I am beginning some work with LiDAR sensors (mounted on small unmanned aircraft systems), and would like to know if there is a way to transform LAS data to a solid, 3D model that can be used for object-based image classification? Specifically, I am looking at LiDAR sensors for vegetation mapping and would like to be able to classify vegetation within the 3D model. Is there a way to get to this point using ArcGIS Pro? I've used ArcGIS Pro for remote sensing projects, so I'm familiar with the program. Do I need to convert the LAS file to multipoints, and then krig them into a 3D model?
Any advice would help, thanks!
I'd need to get some more specifics on what about the vegetation you are trying to classify or cluster together. And I assume that by "solid 3D model," you essentially mean stitching together the LAS points to create surfaces that connect each point. That is something I've never heard of being done for vegetation and is probably unrealistic for any sort of densely vegetated areas. Extremely dense UAV collected point clouds could make it more plausible, but understory vegetation is notoriously difficult to characterize, let alone represent as a surface.

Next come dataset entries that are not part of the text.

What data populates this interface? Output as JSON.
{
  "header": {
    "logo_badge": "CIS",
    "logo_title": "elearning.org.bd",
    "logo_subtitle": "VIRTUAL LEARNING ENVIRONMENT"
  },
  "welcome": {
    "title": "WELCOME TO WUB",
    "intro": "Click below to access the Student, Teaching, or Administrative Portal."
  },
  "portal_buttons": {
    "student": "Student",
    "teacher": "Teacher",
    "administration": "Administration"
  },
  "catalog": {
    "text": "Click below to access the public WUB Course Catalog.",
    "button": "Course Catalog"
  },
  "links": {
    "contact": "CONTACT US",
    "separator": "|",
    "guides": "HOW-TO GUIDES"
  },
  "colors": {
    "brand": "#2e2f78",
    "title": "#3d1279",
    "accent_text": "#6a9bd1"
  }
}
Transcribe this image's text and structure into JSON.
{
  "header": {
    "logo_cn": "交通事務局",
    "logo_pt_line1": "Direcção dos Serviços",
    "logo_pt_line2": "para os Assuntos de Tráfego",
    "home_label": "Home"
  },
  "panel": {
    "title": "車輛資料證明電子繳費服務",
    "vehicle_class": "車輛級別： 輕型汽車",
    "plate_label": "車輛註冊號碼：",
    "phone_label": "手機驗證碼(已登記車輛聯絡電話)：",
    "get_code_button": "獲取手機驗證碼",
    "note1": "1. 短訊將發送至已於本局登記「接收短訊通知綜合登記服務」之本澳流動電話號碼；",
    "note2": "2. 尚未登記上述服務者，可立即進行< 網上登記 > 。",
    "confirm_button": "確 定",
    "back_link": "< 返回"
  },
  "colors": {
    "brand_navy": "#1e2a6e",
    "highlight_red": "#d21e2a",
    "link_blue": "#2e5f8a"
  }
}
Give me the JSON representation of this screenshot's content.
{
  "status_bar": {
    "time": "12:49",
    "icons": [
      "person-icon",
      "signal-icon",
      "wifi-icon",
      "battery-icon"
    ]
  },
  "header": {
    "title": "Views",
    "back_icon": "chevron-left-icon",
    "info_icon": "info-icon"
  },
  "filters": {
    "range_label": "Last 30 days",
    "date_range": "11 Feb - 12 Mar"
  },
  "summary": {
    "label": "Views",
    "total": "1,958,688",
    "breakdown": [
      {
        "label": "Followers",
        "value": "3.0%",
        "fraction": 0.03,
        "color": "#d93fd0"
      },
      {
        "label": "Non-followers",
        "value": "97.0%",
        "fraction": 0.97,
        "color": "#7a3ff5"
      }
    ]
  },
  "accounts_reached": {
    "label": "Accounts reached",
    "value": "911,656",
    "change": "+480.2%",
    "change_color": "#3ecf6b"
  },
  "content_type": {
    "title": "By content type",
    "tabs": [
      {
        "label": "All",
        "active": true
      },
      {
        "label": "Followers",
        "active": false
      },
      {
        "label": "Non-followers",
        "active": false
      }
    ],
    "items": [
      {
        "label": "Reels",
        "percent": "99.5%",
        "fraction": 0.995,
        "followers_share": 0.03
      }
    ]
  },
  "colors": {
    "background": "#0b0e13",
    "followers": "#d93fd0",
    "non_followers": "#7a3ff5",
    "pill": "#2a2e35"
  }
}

The primary OBIA that is performed with lidar data is tree segmentation. That is, identifying individual trees or "tree approximate objects" (TAO) from a canopy height raster or directly from the point cloud. We say TAO because it is extremely difficult to accurately delineate tree crowns, particularly in dense forests, which means that some of those segments will actually represent 2 or 3 crowns.